They’re barely remembered today, but in the 1920s Captain Bill Lancaster and pioneering aviatrix Jessie Keith-miller were global superstars. They embodied the excitement of aviation’s golden age and, during the frenzy of their fame, Lancaster and Keith-miller (both married to other people) fell scandalously in love. Soon, however, it all came crashing down. The Depression hit hard, the relationship foundered… then, one night, a young man died. And Lancaster was on trial for murder. Tapping into a wealth of source material – flight logs, personal journals, newspaper articles – The Lost Pilots illuminates, in an immensely appealing way, the glory days of pioneering aviation and a sensational murder trial. It’s capped with the poignant end to Lancaster’s story.

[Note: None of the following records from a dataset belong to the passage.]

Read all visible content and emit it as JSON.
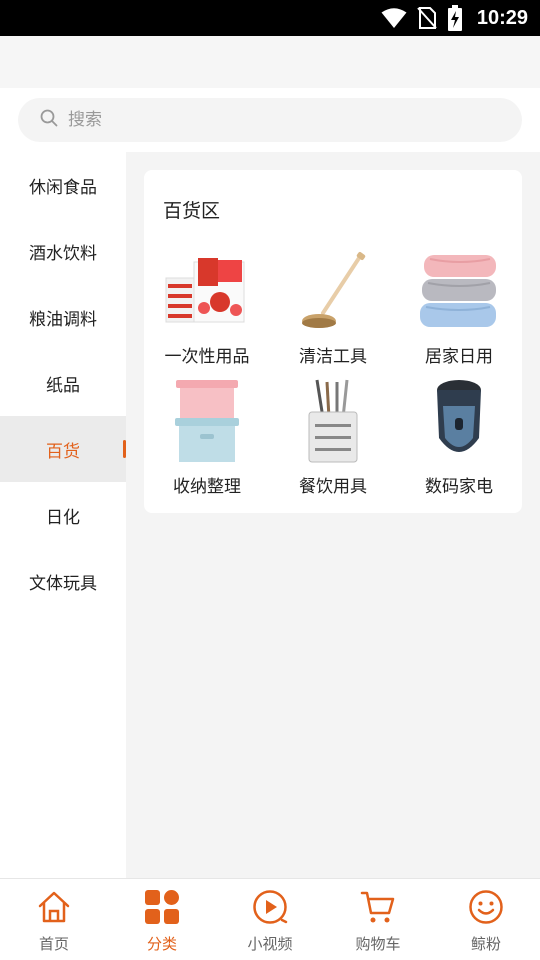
{
  "status_bar": {
    "time": "10:29",
    "icons": [
      "wifi-icon",
      "no-sim-icon",
      "battery-charging-icon"
    ]
  },
  "search": {
    "placeholder": "搜索",
    "icon": "search-icon"
  },
  "sidebar": {
    "items": [
      {
        "label": "休闲食品",
        "active": false
      },
      {
        "label": "酒水饮料",
        "active": false
      },
      {
        "label": "粮油调料",
        "active": false
      },
      {
        "label": "纸品",
        "active": false
      },
      {
        "label": "百货",
        "active": true
      },
      {
        "label": "日化",
        "active": false
      },
      {
        "label": "文体玩具",
        "active": false
      }
    ]
  },
  "category_panel": {
    "title": "百货区",
    "items": [
      {
        "label": "一次性用品",
        "image": "disposable-cups-image"
      },
      {
        "label": "清洁工具",
        "image": "cleaning-brush-image"
      },
      {
        "label": "居家日用",
        "image": "towels-image"
      },
      {
        "label": "收纳整理",
        "image": "storage-box-image"
      },
      {
        "label": "餐饮用具",
        "image": "utensil-holder-image"
      },
      {
        "label": "数码家电",
        "image": "electric-shaver-image"
      }
    ]
  },
  "bottom_nav": {
    "items": [
      {
        "label": "首页",
        "icon": "home-icon",
        "active": false
      },
      {
        "label": "分类",
        "icon": "category-grid-icon",
        "active": true
      },
      {
        "label": "小视频",
        "icon": "play-icon",
        "active": false
      },
      {
        "label": "购物车",
        "icon": "cart-icon",
        "active": false
      },
      {
        "label": "鲸粉",
        "icon": "smiley-icon",
        "active": false
      }
    ]
  },
  "colors": {
    "accent": "#e2611b",
    "background": "#f4f4f4",
    "text": "#222222",
    "muted": "#666666"
  }
}
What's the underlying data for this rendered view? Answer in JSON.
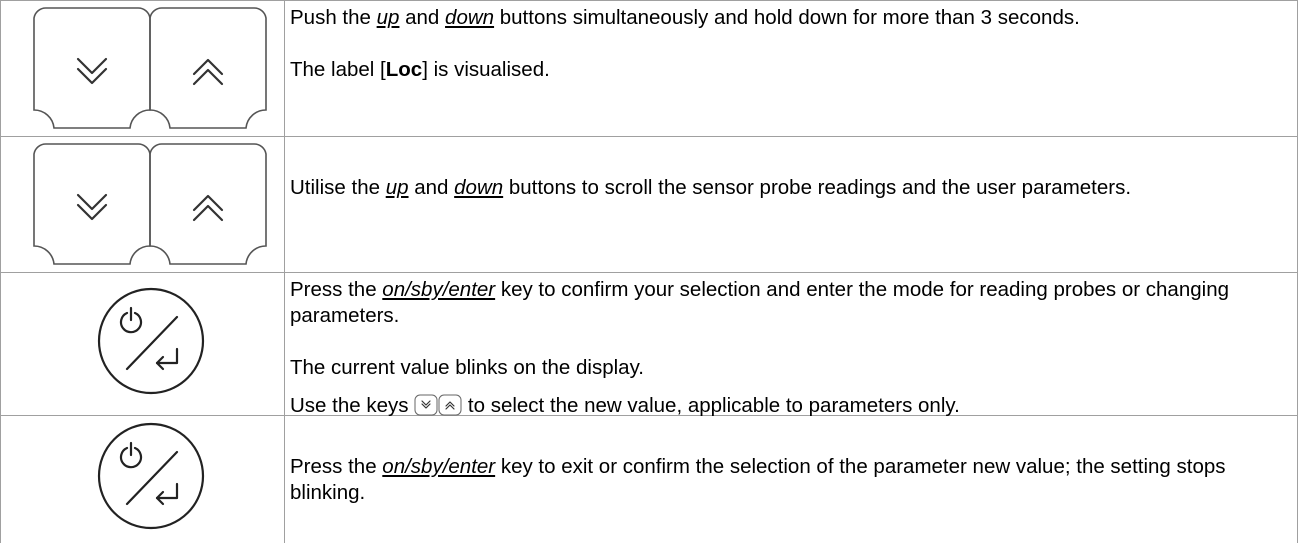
{
  "rows": [
    {
      "icon": "up-down-keys",
      "line1_pre": "Push the ",
      "up": "up",
      "and": " and ",
      "down": "down",
      "line1_post": " buttons simultaneously and hold down for more than 3 seconds.",
      "line2_pre": "The label [",
      "label_bold": "Loc",
      "line2_post": "] is visualised."
    },
    {
      "icon": "up-down-keys",
      "pre": "Utilise the ",
      "up": "up",
      "and": " and ",
      "down": "down",
      "post": " buttons to scroll the sensor probe readings and the user parameters."
    },
    {
      "icon": "power-enter-key",
      "pre": "Press the ",
      "key": "on/sby/enter",
      "post": " key to confirm your selection and enter the mode for reading probes or changing parameters.",
      "blink": "The current value blinks on the display.",
      "keys_pre": "Use the keys ",
      "keys_post": " to select the new value, applicable to parameters only."
    },
    {
      "icon": "power-enter-key",
      "pre": "Press the ",
      "key": "on/sby/enter",
      "post": " key to exit or confirm the selection of the parameter new value; the setting stops blinking."
    }
  ]
}
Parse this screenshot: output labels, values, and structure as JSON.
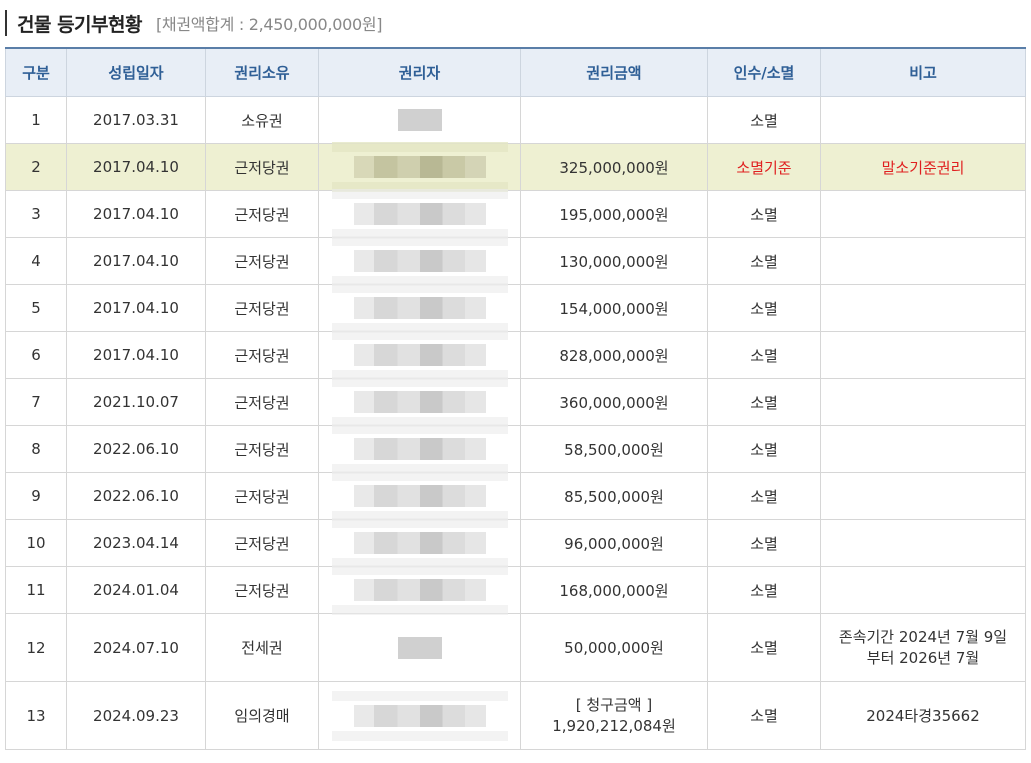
{
  "section": {
    "title": "건물 등기부현황",
    "subtitle": "[채권액합계 : 2,450,000,000원]"
  },
  "table": {
    "headers": [
      "구분",
      "성립일자",
      "권리소유",
      "권리자",
      "권리금액",
      "인수/소멸",
      "비고"
    ],
    "rows": [
      {
        "no": "1",
        "date": "2017.03.31",
        "type": "소유권",
        "amount": "",
        "status": "소멸",
        "remark": ""
      },
      {
        "no": "2",
        "date": "2017.04.10",
        "type": "근저당권",
        "amount": "325,000,000원",
        "status": "소멸기준",
        "remark": "말소기준권리"
      },
      {
        "no": "3",
        "date": "2017.04.10",
        "type": "근저당권",
        "amount": "195,000,000원",
        "status": "소멸",
        "remark": ""
      },
      {
        "no": "4",
        "date": "2017.04.10",
        "type": "근저당권",
        "amount": "130,000,000원",
        "status": "소멸",
        "remark": ""
      },
      {
        "no": "5",
        "date": "2017.04.10",
        "type": "근저당권",
        "amount": "154,000,000원",
        "status": "소멸",
        "remark": ""
      },
      {
        "no": "6",
        "date": "2017.04.10",
        "type": "근저당권",
        "amount": "828,000,000원",
        "status": "소멸",
        "remark": ""
      },
      {
        "no": "7",
        "date": "2021.10.07",
        "type": "근저당권",
        "amount": "360,000,000원",
        "status": "소멸",
        "remark": ""
      },
      {
        "no": "8",
        "date": "2022.06.10",
        "type": "근저당권",
        "amount": "58,500,000원",
        "status": "소멸",
        "remark": ""
      },
      {
        "no": "9",
        "date": "2022.06.10",
        "type": "근저당권",
        "amount": "85,500,000원",
        "status": "소멸",
        "remark": ""
      },
      {
        "no": "10",
        "date": "2023.04.14",
        "type": "근저당권",
        "amount": "96,000,000원",
        "status": "소멸",
        "remark": ""
      },
      {
        "no": "11",
        "date": "2024.01.04",
        "type": "근저당권",
        "amount": "168,000,000원",
        "status": "소멸",
        "remark": ""
      },
      {
        "no": "12",
        "date": "2024.07.10",
        "type": "전세권",
        "amount": "50,000,000원",
        "status": "소멸",
        "remark_line1": "존속기간 2024년 7월 9일",
        "remark_line2": "부터 2026년 7월"
      },
      {
        "no": "13",
        "date": "2024.09.23",
        "type": "임의경매",
        "amount_line1": "[ 청구금액 ]",
        "amount_line2": "1,920,212,084원",
        "status": "소멸",
        "remark": "2024타경35662"
      }
    ]
  },
  "colors": {
    "header_text": "#2f5f96",
    "header_bg": "#e8eef6",
    "highlight_row_bg": "#eef0d2",
    "alert_red": "#e02020"
  }
}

Dopesick Beth Macy ( Harpercollins, $ 37)
When opioids started ravaging rural, small-town America in the mid-90s, journalist Beth Macy was on the case. For five years she criss-crossed the country interviewing addicts, cops, grieving parents, doctors and the lawyers who finally took Purdue Pharma to court for allowing their “wonder drug” – Oxycontin – to decimate large tracts of the population. Three Purdue executives were fined, not jailed, and “Oxy” today is harder to source as an injectable. Good? Not really. There’s always something waiting in the wings to fill the vacuum, and part two of Dopesick deals with the age-old scourge of heroin. It’s back, it’s cheap, it’s accessible and it’s everywhere. The silent march of addiction continues, and Macy’s book, meticulously researched, spells out the awful truth. JUDITH BARAGWANATH
Biography Bruce Lee: A Life Matthew Polly (Simon & Schuster, $ 40)
The author of this 500-page biography is himself an interesting character: a Rhodes scholar who spent two years studying kung fu in China. Matthew Polly’s mix of academic, martial arts exponent and gushing film-star fan mesh together to tell the story of a man whose name remains synonymous with on- screen kung fu. With Crazy Rich Asians topping the box office in the US and UK, and being acclaimed for its Asian and Asian-american cast, Lee’s struggles as he tried to find employment in Hollywood half a century ago are put into even greater perspective. He was a ground-breaker but, as has so often been the case for film stars quickly bestowed with god-like status (James Dean, River Phoenix et al), his life was a short, tragic one. Polly’s decade-long research is revelatory, the life of Lee now draped in truth rather than myth.